I think one of the biggest problems with our country today is that everybody is sure. I was sure that the Los Angeles Rams would always be my favorite team. As soon as I popped out of the womb, my dad started taking me to their games. Even though they had good players like Eric Dickerson, Jim Everett and Jackie Slater, it wasn’t easy rooting for the Rams because it always seemed like the team from northern California was better. The Rams might have won in the regular season, but the 49ers were always better in the postseason. Nevertheless my passion for the Rams never wavered until I learned as a very young man that sports is a business. Business moved my beloved team out of town. People are supposed to disappoint you. Parents’ jobs are supposed to move you. Divorces break up families. But your favorite team never leaves you. I was crushed as the Rams left Southern California and headed to St. Louis. I was sure that I would never love another NFL team as long as I lived. I actually became the anti-fan. If your favorite team was the Steelers, I rooted that week for whomever the Steelers were playing.

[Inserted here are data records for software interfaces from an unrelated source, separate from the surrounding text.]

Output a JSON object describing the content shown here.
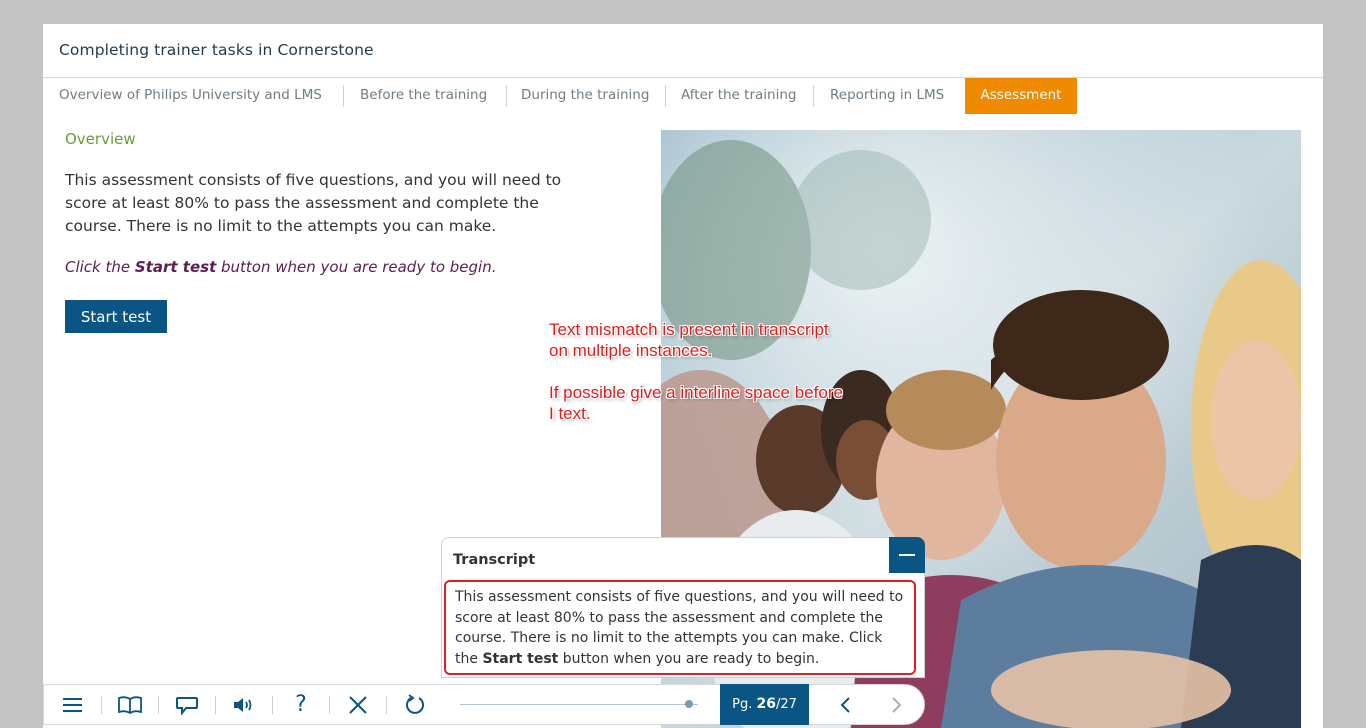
{
  "course": {
    "title": "Completing trainer tasks in Cornerstone"
  },
  "tabs": [
    {
      "label": "Overview of Philips University and LMS"
    },
    {
      "label": "Before the training"
    },
    {
      "label": "During the training"
    },
    {
      "label": "After the training"
    },
    {
      "label": "Reporting in LMS"
    },
    {
      "label": "Assessment",
      "active": true
    }
  ],
  "content": {
    "heading": "Overview",
    "intro": "This assessment consists of five questions, and you will need to score at least 80% to pass the assessment and complete the course. There is no limit to the attempts you can make.",
    "instruction_pre": "Click the ",
    "instruction_bold": "Start test",
    "instruction_post": " button when you are ready to begin.",
    "start_button": "Start test"
  },
  "annotation": {
    "line1": "Text mismatch is present in transcript on multiple instances.",
    "line2": "If possible give a interline space before I text."
  },
  "transcript": {
    "title": "Transcript",
    "body": "This assessment consists of five questions, and you will need to score at least 80% to pass the assessment and complete the course. There is no limit to the attempts you can make. Click the ",
    "bold": "Start test",
    "body_end": " button when you are ready to begin."
  },
  "toolbar": {
    "icons": [
      "menu-icon",
      "book-icon",
      "chat-icon",
      "audio-icon",
      "help-icon",
      "close-icon",
      "refresh-icon"
    ],
    "help_glyph": "?",
    "page_prefix": "Pg. ",
    "page_current": "26",
    "page_total": "/27",
    "progress": 0.963
  },
  "colors": {
    "accent_orange": "#f08a00",
    "primary_blue": "#0a5583",
    "heading_green": "#6a9a3a",
    "instruction_purple": "#5b1e52",
    "annotation_red": "#e41b1b"
  }
}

About the time the Rams left, I left as well and headed from Southern California to Reno. I soon had a new favorite team to root for: the Pack! I came along at the perfect time to witness the magic of Chris Vargas. In 1991 it was a 35-point comeback against Weber State, and in 1993 I watched him lead the nation in passing yards. I was sure he was my favorite UNR player of all time, and he was until 2007. That year a redshirt freshman was thrown into a game after an injury to the starting quarterback. Colin Kaepernick entered in the second quarter and passed for 384 yards, threw 4 TDs and rushed for 60 yards in a 49–41 loss to Fresno State. I was sure Kaep was my new favorite player. Kaepernick did not disappoint me over his career at UNR. He was more than once the WAC offensive player of the year and the first player in NCAA history to record back-to-back 2,000/1,000-yard seasons. And yes, I did rush the field on his final game at Mackay Stadium when the Pack stunned unbeaten Boise State and broke the team’s 24-game winning streak.

And what a break — the team in the city I live in, the San Francisco 49ers, drafted him. My favorite player coming to my city, I was sure I was now a fan of the NFL again. Kaep did not play a lot in the first year, but in that second year, a familiar thing happened. The starting quarterback got hurt and Kaepernick got his chance. I remember boldly announcing to my co-workers on the day Kaep got his first start against the Bears on Monday night football that Kaep would win the game that night and lead the team to the Super Bowl. He sure did!

Kaep followed the Super Bowl season with another great year leading the team to the NFC Championship. I was sure Kaepernick was going to the Pro Football Hall of Fame. I was sure Kaep was on his way to becoming our most famous alumnus because of his football ability.

After a few down years, some injuries, coaching changes and a tense relationship with the 49ers organization, Kaepernick is no longer the best player on the team. I was sure his best days were behind him. But then, Kaep took a stand, actually a knee, refusing to stand for the national anthem in protest of what he deems are wrongdoings against African Americans and minorities in the United States. Most people are sure that he’s either a villain ripping our country apart or a hero for standing up to racial inequality.

For once in my life, I’m not sure. I see the average wealth of white families growing by 84 percent, three times the growth of the black population. I read that 1 in every 15 African-American men are incarcerated in comparison to 1 in every 106 white men. A black driver is roughly 31 percent more likely to be pulled over by police than a white driver.

I also know that if someone very close to you died fighting for our country in a war, it would be hurtful to watch someone snub our national anthem. If my brother died in the line of duty as a cop pulling someone over, if my friend lost his life running into a burning building as a firefighter, if my dad never came home from a mission as a national security officer … it would not be easy to witness someone disrespecting our symbol of freedom.

I’m simply not sure what Kaep’s actions mean to me right now. What I am sure of is that I am thankful he started the dialogue. Kaep’s actions led the nightly news, graced the cover of Time Magazine and have sports-talk radio buzzing constantly. Our country is talking about race thanks to this quarterback who spent five of his formative years living and learning in Reno. I’m now sure his biggest accomplishments will come from off the field.

If you’re not sure if people have an opinion on Kaepernick or not, throw on a 49ers jersey with number seven on the back and walk around town. I’m sure that someone will tell you what they think.

Larry Olson is a UNR alumnus. He can be reached at alexandraschultz@sagebrush.unr.edu and on Twitter @The Sagebrush.